  3. Accreditation must be standardized within the region to allow for easy collaboration, funding, research, and access to job
  4. Tertiary institutions and professional bodies must work together to create a seamless transition into the industry for
  5. There needs to be better communication between research institutions and government sectors to ensure that their objectives are adaptable to the Southern African

This study proves that political, cultural, and financial systems are the biggest limiting factor in the progress of GIS within the region. Although this might be true for any industry, this study has proven the relevance of these factors by integrating elements of ICT infrastructure as well as GIS software, education, functionality, resources, education, and data availability. This report has successfully communicated that Southern Africa cannot realistically keep up with more developed nations and informed WIG+ on how best to serve the needs of Southern Africa in creating platforms that ensure the betterment of the geospatial industry.


AMADE, N., PAINHO, M. & OLIVEIRA, T. 2018. Geographic information technology usage in developing countries – A case study in Mozambique. Geo-spatial Information Science, 21, 331-345.

HILL, T. & NEL, E. L. 1996. The state of Geographical Information Systems (GIS) training and research in South African universities.

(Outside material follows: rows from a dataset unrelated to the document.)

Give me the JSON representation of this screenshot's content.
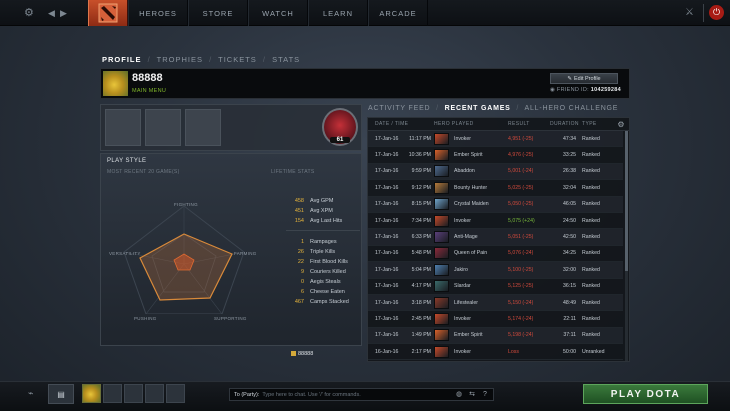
{
  "nav": {
    "items": [
      "HEROES",
      "STORE",
      "WATCH",
      "LEARN",
      "ARCADE"
    ]
  },
  "profile_tabs": {
    "items": [
      "PROFILE",
      "TROPHIES",
      "TICKETS",
      "STATS"
    ],
    "active": "PROFILE"
  },
  "player": {
    "name": "88888",
    "status": "MAIN MENU",
    "edit_label": "Edit Profile",
    "friend_id_label": "FRIEND ID:",
    "friend_id": "104259284",
    "rank_level": "61"
  },
  "play_style": {
    "title": "PLAY STYLE",
    "subtitle": "MOST RECENT 20 GAME(S)",
    "lifetime_label": "LIFETIME STATS",
    "radar_labels": {
      "fighting": "FIGHTING",
      "farming": "FARMING",
      "supporting": "SUPPORTING",
      "pushing": "PUSHING",
      "versatility": "VERSATILITY"
    },
    "stats_top": [
      {
        "value": "458",
        "label": "Avg GPM"
      },
      {
        "value": "451",
        "label": "Avg XPM"
      },
      {
        "value": "154",
        "label": "Avg Last Hits"
      }
    ],
    "stats_bottom": [
      {
        "value": "1",
        "label": "Rampages"
      },
      {
        "value": "26",
        "label": "Triple Kills"
      },
      {
        "value": "22",
        "label": "First Blood Kills"
      },
      {
        "value": "9",
        "label": "Couriers Killed"
      },
      {
        "value": "0",
        "label": "Aegis Steals"
      },
      {
        "value": "6",
        "label": "Cheese Eaten"
      },
      {
        "value": "467",
        "label": "Camps Stacked"
      }
    ],
    "footer": "88888"
  },
  "games_tabs": {
    "items": [
      "ACTIVITY FEED",
      "RECENT GAMES",
      "ALL-HERO CHALLENGE"
    ],
    "active": "RECENT GAMES"
  },
  "games": {
    "columns": [
      "DATE / TIME",
      "HERO PLAYED",
      "RESULT",
      "DURATION",
      "TYPE"
    ],
    "rows": [
      {
        "date": "17-Jan-16",
        "time": "11:17 PM",
        "hero": "Invoker",
        "result": "4,951 (-25)",
        "outcome": "loss",
        "duration": "47:34",
        "type": "Ranked",
        "hero_color": "#c44a2a"
      },
      {
        "date": "17-Jan-16",
        "time": "10:36 PM",
        "hero": "Ember Spirit",
        "result": "4,976 (-25)",
        "outcome": "loss",
        "duration": "33:25",
        "type": "Ranked",
        "hero_color": "#d8612a"
      },
      {
        "date": "17-Jan-16",
        "time": "9:59 PM",
        "hero": "Abaddon",
        "result": "5,001 (-24)",
        "outcome": "loss",
        "duration": "26:38",
        "type": "Ranked",
        "hero_color": "#4e6a8e"
      },
      {
        "date": "17-Jan-16",
        "time": "9:12 PM",
        "hero": "Bounty Hunter",
        "result": "5,025 (-25)",
        "outcome": "loss",
        "duration": "32:04",
        "type": "Ranked",
        "hero_color": "#b57a3a"
      },
      {
        "date": "17-Jan-16",
        "time": "8:15 PM",
        "hero": "Crystal Maiden",
        "result": "5,050 (-25)",
        "outcome": "loss",
        "duration": "46:05",
        "type": "Ranked",
        "hero_color": "#6fa3c9"
      },
      {
        "date": "17-Jan-16",
        "time": "7:34 PM",
        "hero": "Invoker",
        "result": "5,075 (+24)",
        "outcome": "win",
        "duration": "24:50",
        "type": "Ranked",
        "hero_color": "#c44a2a"
      },
      {
        "date": "17-Jan-16",
        "time": "6:33 PM",
        "hero": "Anti-Mage",
        "result": "5,051 (-25)",
        "outcome": "loss",
        "duration": "42:50",
        "type": "Ranked",
        "hero_color": "#5a3f7a"
      },
      {
        "date": "17-Jan-16",
        "time": "5:48 PM",
        "hero": "Queen of Pain",
        "result": "5,076 (-24)",
        "outcome": "loss",
        "duration": "34:25",
        "type": "Ranked",
        "hero_color": "#8a2a3a"
      },
      {
        "date": "17-Jan-16",
        "time": "5:04 PM",
        "hero": "Jakiro",
        "result": "5,100 (-25)",
        "outcome": "loss",
        "duration": "32:00",
        "type": "Ranked",
        "hero_color": "#4f7fae"
      },
      {
        "date": "17-Jan-16",
        "time": "4:17 PM",
        "hero": "Slardar",
        "result": "5,125 (-25)",
        "outcome": "loss",
        "duration": "36:15",
        "type": "Ranked",
        "hero_color": "#3a6a6a"
      },
      {
        "date": "17-Jan-16",
        "time": "3:18 PM",
        "hero": "Lifestealer",
        "result": "5,150 (-24)",
        "outcome": "loss",
        "duration": "48:49",
        "type": "Ranked",
        "hero_color": "#8a3a2a"
      },
      {
        "date": "17-Jan-16",
        "time": "2:45 PM",
        "hero": "Invoker",
        "result": "5,174 (-24)",
        "outcome": "loss",
        "duration": "22:11",
        "type": "Ranked",
        "hero_color": "#c44a2a"
      },
      {
        "date": "17-Jan-16",
        "time": "1:49 PM",
        "hero": "Ember Spirit",
        "result": "5,198 (-24)",
        "outcome": "loss",
        "duration": "37:11",
        "type": "Ranked",
        "hero_color": "#d8612a"
      },
      {
        "date": "16-Jan-16",
        "time": "2:17 PM",
        "hero": "Invoker",
        "result": "Loss",
        "outcome": "loss",
        "duration": "50:00",
        "type": "Unranked",
        "hero_color": "#c44a2a"
      }
    ]
  },
  "chat": {
    "label": "To (Party):",
    "placeholder": "Type here to chat. Use '/' for commands."
  },
  "play_button": "PLAY DOTA",
  "colors": {
    "accent_orange": "#c8502a",
    "gold": "#e3b23c",
    "loss": "#d24a3c",
    "win": "#78b83b",
    "play_green": "#3b7a3c"
  }
}
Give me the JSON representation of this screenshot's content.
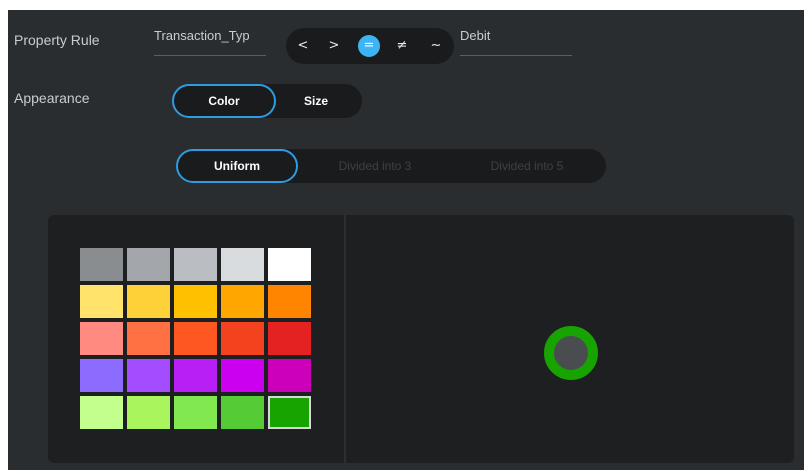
{
  "property_rule": {
    "label": "Property Rule",
    "field_value": "Transaction_Typ",
    "operators": [
      {
        "symbol": "<",
        "active": false
      },
      {
        "symbol": ">",
        "active": false
      },
      {
        "symbol": "=",
        "active": true
      },
      {
        "symbol": "≠",
        "active": false
      },
      {
        "symbol": "~",
        "active": false
      }
    ],
    "value": "Debit"
  },
  "appearance": {
    "label": "Appearance",
    "mode_options": [
      {
        "label": "Color",
        "active": true
      },
      {
        "label": "Size",
        "active": false
      }
    ],
    "distribution_options": [
      {
        "label": "Uniform",
        "active": true
      },
      {
        "label": "Divided into 3",
        "active": false
      },
      {
        "label": "Divided into 5",
        "active": false
      }
    ]
  },
  "palette": {
    "rows": [
      [
        "#8a8d90",
        "#a3a7ab",
        "#babec3",
        "#d9dcdf",
        "#ffffff"
      ],
      [
        "#ffe36b",
        "#ffd138",
        "#ffc000",
        "#ffa600",
        "#ff8500"
      ],
      [
        "#ff8a80",
        "#ff7043",
        "#ff5722",
        "#f4411e",
        "#e52222"
      ],
      [
        "#8c6bff",
        "#a44cff",
        "#b81ff5",
        "#cc00f0",
        "#cc00b8"
      ],
      [
        "#c2ff8c",
        "#a8f55e",
        "#82e84f",
        "#55cc35",
        "#17a300"
      ]
    ],
    "selected": "#17a300"
  },
  "marker": {
    "color": "#17a300",
    "fill": "#4a4d4f"
  }
}
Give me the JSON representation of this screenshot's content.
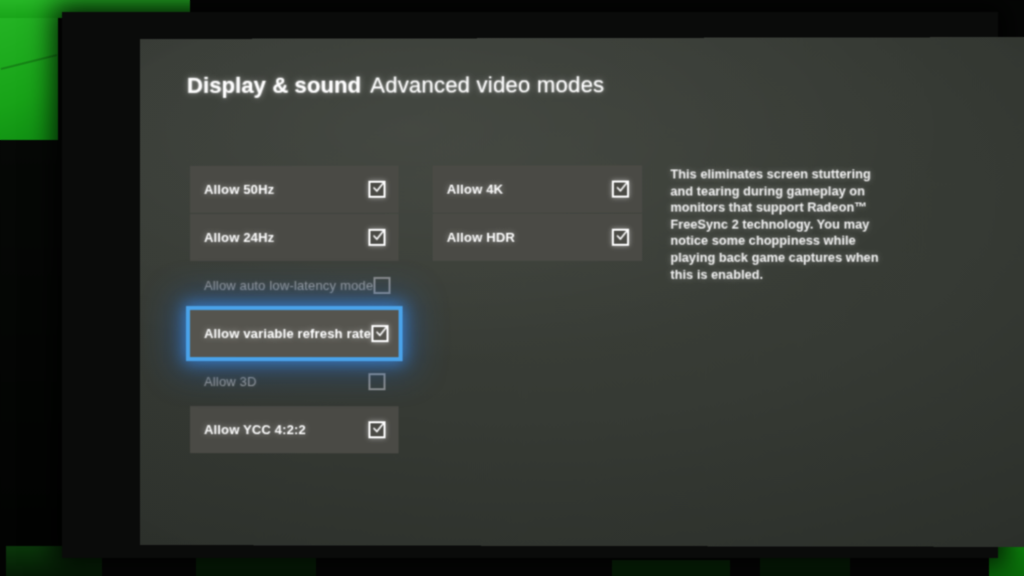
{
  "header": {
    "title": "Display & sound",
    "subtitle": "Advanced video modes"
  },
  "colors": {
    "focus_border": "#4aa3ea",
    "row_background": "#4a4a45",
    "screen_background": "#363a34",
    "accent_green": "#1fad1f",
    "label_enabled": "#ffffff",
    "label_dimmed": "#9a9a98"
  },
  "columns": {
    "left": {
      "items": [
        {
          "label": "Allow 50Hz",
          "checked": true,
          "enabled": true,
          "focused": false
        },
        {
          "label": "Allow 24Hz",
          "checked": true,
          "enabled": true,
          "focused": false
        },
        {
          "label": "Allow auto low-latency mode",
          "checked": false,
          "enabled": false,
          "focused": false
        },
        {
          "label": "Allow variable refresh rate",
          "checked": true,
          "enabled": true,
          "focused": true
        },
        {
          "label": "Allow 3D",
          "checked": false,
          "enabled": false,
          "focused": false
        },
        {
          "label": "Allow YCC 4:2:2",
          "checked": true,
          "enabled": true,
          "focused": false
        }
      ]
    },
    "right": {
      "items": [
        {
          "label": "Allow 4K",
          "checked": true,
          "enabled": true,
          "focused": false
        },
        {
          "label": "Allow HDR",
          "checked": true,
          "enabled": true,
          "focused": false
        }
      ]
    }
  },
  "description": {
    "text": "This eliminates screen stuttering and tearing during gameplay on monitors that support Radeon™ FreeSync 2 technology. You may notice some choppiness while playing back game captures when this is enabled."
  }
}
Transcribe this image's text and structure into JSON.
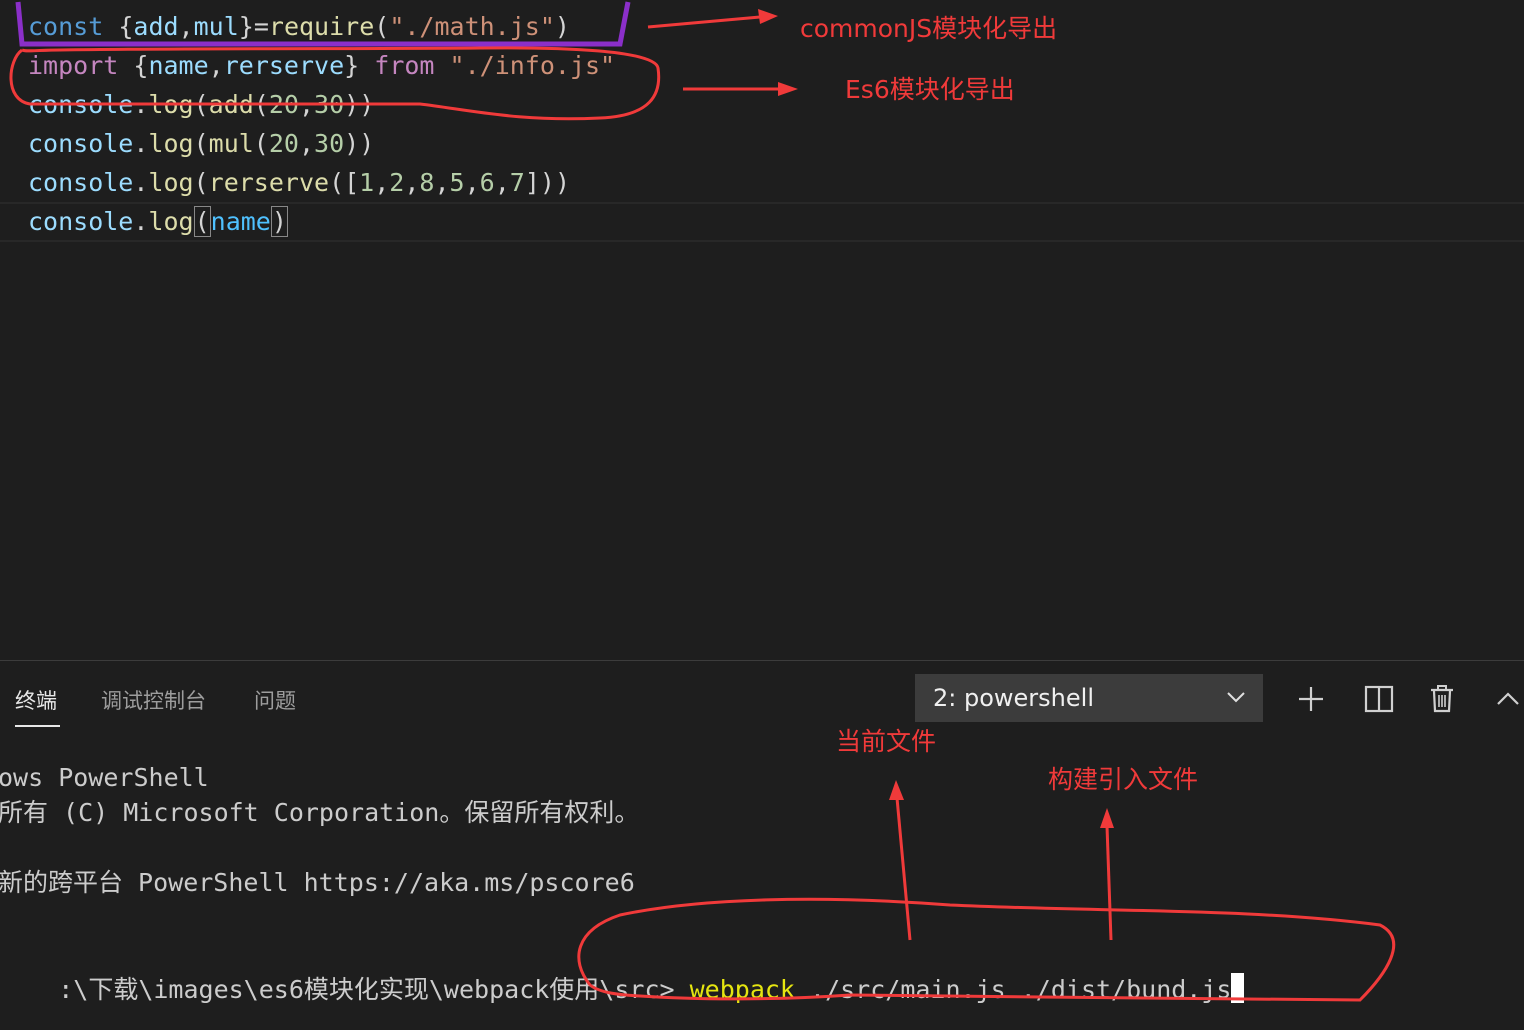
{
  "editor": {
    "lines": [
      {
        "tokens": [
          {
            "t": "const",
            "c": "#569cd6"
          },
          {
            "t": " ",
            "c": "#d4d4d4"
          },
          {
            "t": "{",
            "c": "#d4d4d4"
          },
          {
            "t": "add",
            "c": "#9cdcfe"
          },
          {
            "t": ",",
            "c": "#d4d4d4"
          },
          {
            "t": "mul",
            "c": "#9cdcfe"
          },
          {
            "t": "}",
            "c": "#d4d4d4"
          },
          {
            "t": "=",
            "c": "#d4d4d4"
          },
          {
            "t": "require",
            "c": "#dcdcaa"
          },
          {
            "t": "(",
            "c": "#d4d4d4"
          },
          {
            "t": "\"./math.js\"",
            "c": "#ce9178"
          },
          {
            "t": ")",
            "c": "#d4d4d4"
          }
        ]
      },
      {
        "tokens": [
          {
            "t": "import",
            "c": "#c586c0"
          },
          {
            "t": " ",
            "c": "#d4d4d4"
          },
          {
            "t": "{",
            "c": "#d4d4d4"
          },
          {
            "t": "name",
            "c": "#9cdcfe"
          },
          {
            "t": ",",
            "c": "#d4d4d4"
          },
          {
            "t": "rerserve",
            "c": "#9cdcfe"
          },
          {
            "t": "}",
            "c": "#d4d4d4"
          },
          {
            "t": " ",
            "c": "#d4d4d4"
          },
          {
            "t": "from",
            "c": "#c586c0"
          },
          {
            "t": " ",
            "c": "#d4d4d4"
          },
          {
            "t": "\"./info.js\"",
            "c": "#ce9178"
          }
        ]
      },
      {
        "tokens": [
          {
            "t": "console",
            "c": "#9cdcfe"
          },
          {
            "t": ".",
            "c": "#d4d4d4"
          },
          {
            "t": "log",
            "c": "#dcdcaa"
          },
          {
            "t": "(",
            "c": "#d4d4d4"
          },
          {
            "t": "add",
            "c": "#dcdcaa"
          },
          {
            "t": "(",
            "c": "#d4d4d4"
          },
          {
            "t": "20",
            "c": "#b5cea8"
          },
          {
            "t": ",",
            "c": "#d4d4d4"
          },
          {
            "t": "30",
            "c": "#b5cea8"
          },
          {
            "t": "))",
            "c": "#d4d4d4"
          }
        ]
      },
      {
        "tokens": [
          {
            "t": "console",
            "c": "#9cdcfe"
          },
          {
            "t": ".",
            "c": "#d4d4d4"
          },
          {
            "t": "log",
            "c": "#dcdcaa"
          },
          {
            "t": "(",
            "c": "#d4d4d4"
          },
          {
            "t": "mul",
            "c": "#dcdcaa"
          },
          {
            "t": "(",
            "c": "#d4d4d4"
          },
          {
            "t": "20",
            "c": "#b5cea8"
          },
          {
            "t": ",",
            "c": "#d4d4d4"
          },
          {
            "t": "30",
            "c": "#b5cea8"
          },
          {
            "t": "))",
            "c": "#d4d4d4"
          }
        ]
      },
      {
        "tokens": [
          {
            "t": "console",
            "c": "#9cdcfe"
          },
          {
            "t": ".",
            "c": "#d4d4d4"
          },
          {
            "t": "log",
            "c": "#dcdcaa"
          },
          {
            "t": "(",
            "c": "#d4d4d4"
          },
          {
            "t": "rerserve",
            "c": "#dcdcaa"
          },
          {
            "t": "([",
            "c": "#d4d4d4"
          },
          {
            "t": "1",
            "c": "#b5cea8"
          },
          {
            "t": ",",
            "c": "#d4d4d4"
          },
          {
            "t": "2",
            "c": "#b5cea8"
          },
          {
            "t": ",",
            "c": "#d4d4d4"
          },
          {
            "t": "8",
            "c": "#b5cea8"
          },
          {
            "t": ",",
            "c": "#d4d4d4"
          },
          {
            "t": "5",
            "c": "#b5cea8"
          },
          {
            "t": ",",
            "c": "#d4d4d4"
          },
          {
            "t": "6",
            "c": "#b5cea8"
          },
          {
            "t": ",",
            "c": "#d4d4d4"
          },
          {
            "t": "7",
            "c": "#b5cea8"
          },
          {
            "t": "]))",
            "c": "#d4d4d4"
          }
        ]
      },
      {
        "tokens": [
          {
            "t": "console",
            "c": "#9cdcfe"
          },
          {
            "t": ".",
            "c": "#d4d4d4"
          },
          {
            "t": "log",
            "c": "#dcdcaa"
          },
          {
            "t": "(",
            "c": "#d4d4d4",
            "box": true
          },
          {
            "t": "name",
            "c": "#4fc1ff"
          },
          {
            "t": ")",
            "c": "#d4d4d4",
            "box": true
          }
        ]
      }
    ]
  },
  "panel": {
    "tabs": [
      {
        "label": "终端",
        "active": true
      },
      {
        "label": "调试控制台",
        "active": false
      },
      {
        "label": "问题",
        "active": false
      }
    ],
    "terminal_select": "2: powershell",
    "icons": [
      "plus-icon",
      "split-icon",
      "trash-icon",
      "chevron-up-icon"
    ]
  },
  "terminal": {
    "line1": "ows PowerShell",
    "line2": "所有 (C) Microsoft Corporation。保留所有权利。",
    "line3": "新的跨平台 PowerShell https://aka.ms/pscore6",
    "prompt": ":\\下载\\images\\es6模块化实现\\webpack使用\\src> ",
    "command": "webpack",
    "args": " ./src/main.js ./dist/bund.js"
  },
  "annotations": {
    "commonjs": "commonJS模块化导出",
    "es6": "Es6模块化导出",
    "current_file": "当前文件",
    "build_file": "构建引入文件",
    "color": "#f03a3a",
    "highlight_purple": "#8b2fc9"
  }
}
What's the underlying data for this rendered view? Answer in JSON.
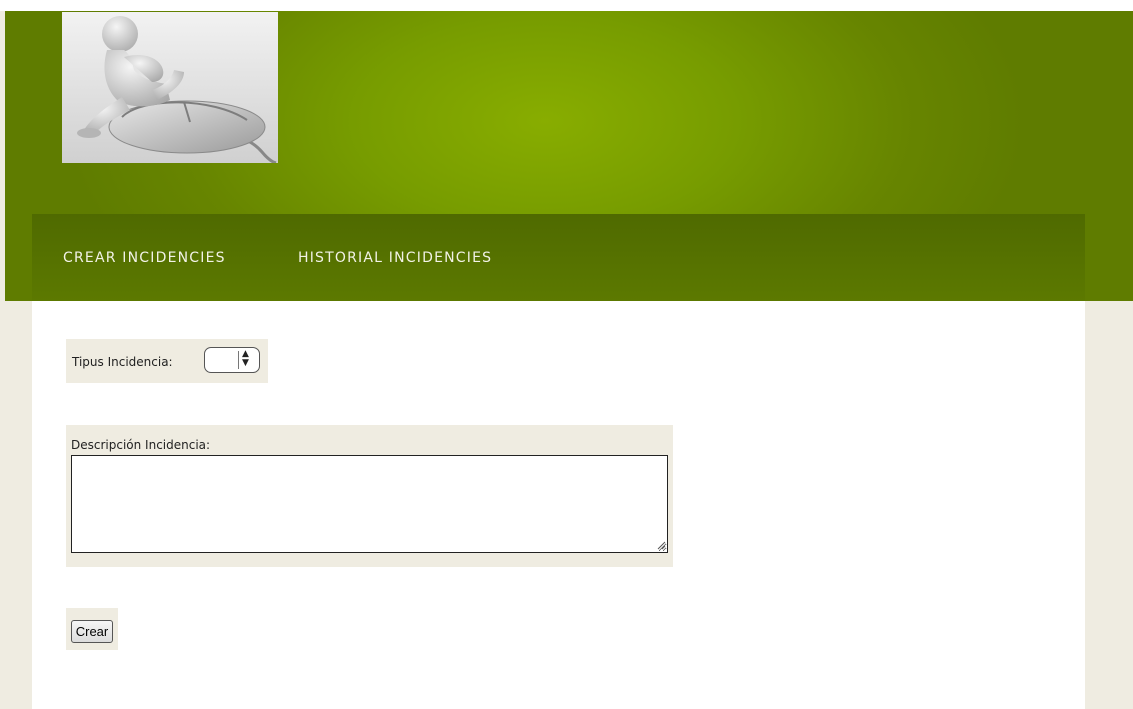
{
  "header": {
    "logo_icon": "thinking-figure-on-computer-mouse-image"
  },
  "nav": {
    "items": [
      {
        "label": "CREAR INCIDENCIES"
      },
      {
        "label": "HISTORIAL INCIDENCIES"
      }
    ]
  },
  "form": {
    "type_label": "Tipus Incidencia:",
    "type_value": "",
    "description_label": "Descripción Incidencia:",
    "description_value": "",
    "submit_label": "Crear"
  },
  "colors": {
    "header_green": "#88ad00",
    "nav_green": "#4f6a00",
    "page_beige": "#efece1"
  }
}
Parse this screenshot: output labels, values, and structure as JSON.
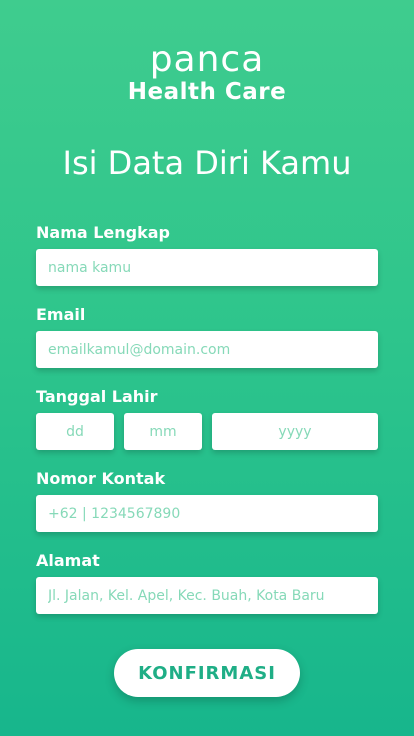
{
  "brand": {
    "logo_text": "panca",
    "subtitle": "Health Care"
  },
  "page_title": "Isi Data Diri Kamu",
  "form": {
    "full_name": {
      "label": "Nama Lengkap",
      "placeholder": "nama kamu",
      "value": ""
    },
    "email": {
      "label": "Email",
      "placeholder": "emailkamul@domain.com",
      "value": ""
    },
    "birth_date": {
      "label": "Tanggal Lahir",
      "day_placeholder": "dd",
      "month_placeholder": "mm",
      "year_placeholder": "yyyy"
    },
    "contact_number": {
      "label": "Nomor Kontak",
      "placeholder": "+62 | 1234567890",
      "value": ""
    },
    "address": {
      "label": "Alamat",
      "placeholder": "Jl. Jalan, Kel. Apel, Kec. Buah, Kota Baru",
      "value": ""
    }
  },
  "confirm_button_label": "KONFIRMASI",
  "colors": {
    "gradient_top": "#3fcc8e",
    "gradient_bottom": "#17b68c",
    "accent_text": "#1fae86",
    "placeholder": "#86d9b8"
  }
}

Development Southern Africa, 13, 149-154.

JOHNSON, D., DESHMUKH, M. & KALE 2008. Role of GIS and remote sensing in the sustainable development of Mauritius.

MUSAKWA, W. 2017. Perspectives on geospatial information science education: an example of urban planners in Southern Africa. Geo-spatial Information Science, 20, 201-208.

MZUZA, M. K. & VAN DER WESTHUIZEN, C. P. 2019. Review on the state of GIS application in secondary schools in the southern African region. South African Geographical Journal, 101, 175-191.

NOONGO, E. N. 2007. <The Implementation of Geographic Information Systems in Namibia>. Doctrate, University of Joensuu.

SECRETARIAT, S. 2020. <SADC Selected Economic and Social Indicators 2019>. Gaborone.

Forging a geospatial community where all genders can thrive.Inspire. Unite. Empower.